Department of Defense (DOD): The DOD request of $461 million for NITRD-related activities department-wide represents an increase of $19 million over the FY 2003 level. DARPA constitutes the largest share of NITRD-related defense funding ($223 million in FY 2003), with the bulk of that effort taking place within the Information Processing Technology Office (IPTO). Agency-wide, DARPA is focused on future-generations computing, communications and networking as well as embedded software and control technologies. Within IPTO, the focus is on "cognitive computing" - described as "systems that know what they are doing" and have the ability to reason about their environment. Meeting this focus means concentrating on six core research areas: computational perception; representation and reasoning; learning, communications and interaction; dynamic coordinated teams of cognitive systems; and robust software and hardware infrastructure for cognitive systems.

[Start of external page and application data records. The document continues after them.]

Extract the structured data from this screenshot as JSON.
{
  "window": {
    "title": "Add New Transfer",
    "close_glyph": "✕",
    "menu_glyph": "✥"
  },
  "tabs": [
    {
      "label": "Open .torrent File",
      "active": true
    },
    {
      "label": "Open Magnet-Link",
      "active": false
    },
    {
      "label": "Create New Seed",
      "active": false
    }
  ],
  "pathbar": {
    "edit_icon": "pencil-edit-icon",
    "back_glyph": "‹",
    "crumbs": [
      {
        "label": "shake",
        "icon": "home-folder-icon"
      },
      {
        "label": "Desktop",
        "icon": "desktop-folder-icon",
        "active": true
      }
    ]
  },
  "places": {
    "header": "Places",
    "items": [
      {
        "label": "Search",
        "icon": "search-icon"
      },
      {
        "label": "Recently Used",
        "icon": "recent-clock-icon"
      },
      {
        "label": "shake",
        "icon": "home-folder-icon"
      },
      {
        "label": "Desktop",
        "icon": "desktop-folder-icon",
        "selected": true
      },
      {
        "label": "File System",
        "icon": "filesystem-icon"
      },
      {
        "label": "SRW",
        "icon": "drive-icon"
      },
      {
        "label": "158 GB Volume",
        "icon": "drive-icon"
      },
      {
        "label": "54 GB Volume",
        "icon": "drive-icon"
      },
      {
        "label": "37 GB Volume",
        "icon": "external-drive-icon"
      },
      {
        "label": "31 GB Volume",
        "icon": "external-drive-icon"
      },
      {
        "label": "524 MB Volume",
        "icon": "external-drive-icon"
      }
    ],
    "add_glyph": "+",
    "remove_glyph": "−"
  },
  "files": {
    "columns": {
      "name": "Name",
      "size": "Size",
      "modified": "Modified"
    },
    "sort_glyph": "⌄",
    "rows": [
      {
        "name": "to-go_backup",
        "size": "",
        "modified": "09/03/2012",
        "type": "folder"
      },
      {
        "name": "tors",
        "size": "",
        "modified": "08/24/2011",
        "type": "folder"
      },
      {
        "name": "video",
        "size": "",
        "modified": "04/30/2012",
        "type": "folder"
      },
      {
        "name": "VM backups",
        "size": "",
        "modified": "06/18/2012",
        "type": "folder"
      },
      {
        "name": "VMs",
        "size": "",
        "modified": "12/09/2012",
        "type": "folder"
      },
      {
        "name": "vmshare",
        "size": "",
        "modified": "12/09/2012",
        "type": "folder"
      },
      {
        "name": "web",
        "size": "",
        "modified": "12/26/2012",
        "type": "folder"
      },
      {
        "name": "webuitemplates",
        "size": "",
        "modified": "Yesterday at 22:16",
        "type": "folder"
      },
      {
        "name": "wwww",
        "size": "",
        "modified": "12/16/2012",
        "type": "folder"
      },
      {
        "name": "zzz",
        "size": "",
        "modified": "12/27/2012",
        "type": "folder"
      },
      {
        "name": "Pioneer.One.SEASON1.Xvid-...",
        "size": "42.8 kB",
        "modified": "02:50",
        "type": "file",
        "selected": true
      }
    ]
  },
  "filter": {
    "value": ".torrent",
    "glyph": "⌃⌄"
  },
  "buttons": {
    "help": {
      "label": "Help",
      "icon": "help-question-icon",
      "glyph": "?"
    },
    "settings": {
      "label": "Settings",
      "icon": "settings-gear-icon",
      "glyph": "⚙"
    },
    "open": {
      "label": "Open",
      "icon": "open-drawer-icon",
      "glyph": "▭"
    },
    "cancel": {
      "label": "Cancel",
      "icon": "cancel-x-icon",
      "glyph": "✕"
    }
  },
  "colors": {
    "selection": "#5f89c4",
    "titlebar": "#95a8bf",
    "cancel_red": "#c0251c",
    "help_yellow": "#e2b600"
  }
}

Health and Human Services (HHS): The HHS request includes funding for two NITRD agencies: NIH and AHRQ. The President's plan includes $386 million in IT R&D funding at NIH, an increase of 7.5 percent, or $27 million over the FY 2003 request. NIH participates in NITRD by supporting research that advances its mission of developing the basic knowledge for the understanding, diagnosis, treatment, and prevention of human disease. IT research in this area includes applying the power of computing to manage and analyze biomedical data and to model biological processes.
AHRQ would see its NITRD funding increase to $55.0 million for FY 2004, from $15.0 million in FY 2003 - an increase of $40.0 million. AHRQ focuses on research into state-of-the-art IT for use in health care applications such as computer-based patient records, clinical decision support systems, and standards for patient care data.
Department of Energy (DOE): IT R&D activities in DOE's Office of Science and NNSA constitute DOE's participation in NITRD. The Office of Science focuses on computational and networking tools that enable researchers to model, simulate, analyze, and predict complex physical, chemical and biological phenomena important to the department's overall mission. NNSA supports research developing new means of assessing the performance, safety, and reliability of nuclear weapons systems through high-fidelity computer models and simulations. Under the President's plan DOE NITRD funding would be $317 million for FY 2004, an increase of 2.3 percent, or $7 million, over the FY 2003 requested level.
National Aeronautics and Space Administration (NASA): Under the
President's plan, NASA would see largest percentage decrease in IT funding
for FY 2004 of any NITRD agency. NASA NITRD funding would shrink 8 percent
for FY 2004, down $18 million over the FY 2003 request to $195 million.
This change in requested level reflects a one-time funding increase in
FY 2003 for High End Computing Infrastructure and Applications at NASA.
NASA IT funding is focused on advancing the agency's mission to extend
U.S. technological leadership to benefit the U.S. aeronautics, Earth and
space science, and spaceborne research communities. NASA, NIH, and NSF
are alone among NITRD agencies in their support of research efforts in
all seven NITRD program component areas.
NOAA supports IT research in emerging computer technologies for improved climate modeling and weather forecasting, and for improved communications technologies to disseminate weather products and warnings to emergency responders, policymakers, and the general public.
Environmental Protection Agency: The EPA would receive $2 million
in FY 2004 under the President's plan, the same amount it received in
FY 2003 (and FY 2002). EPA intends to use that funding to support IT technologies
that facilitate ecosystem modeling, risk assessment, and environmental
decision making at the federal, state, and local levels.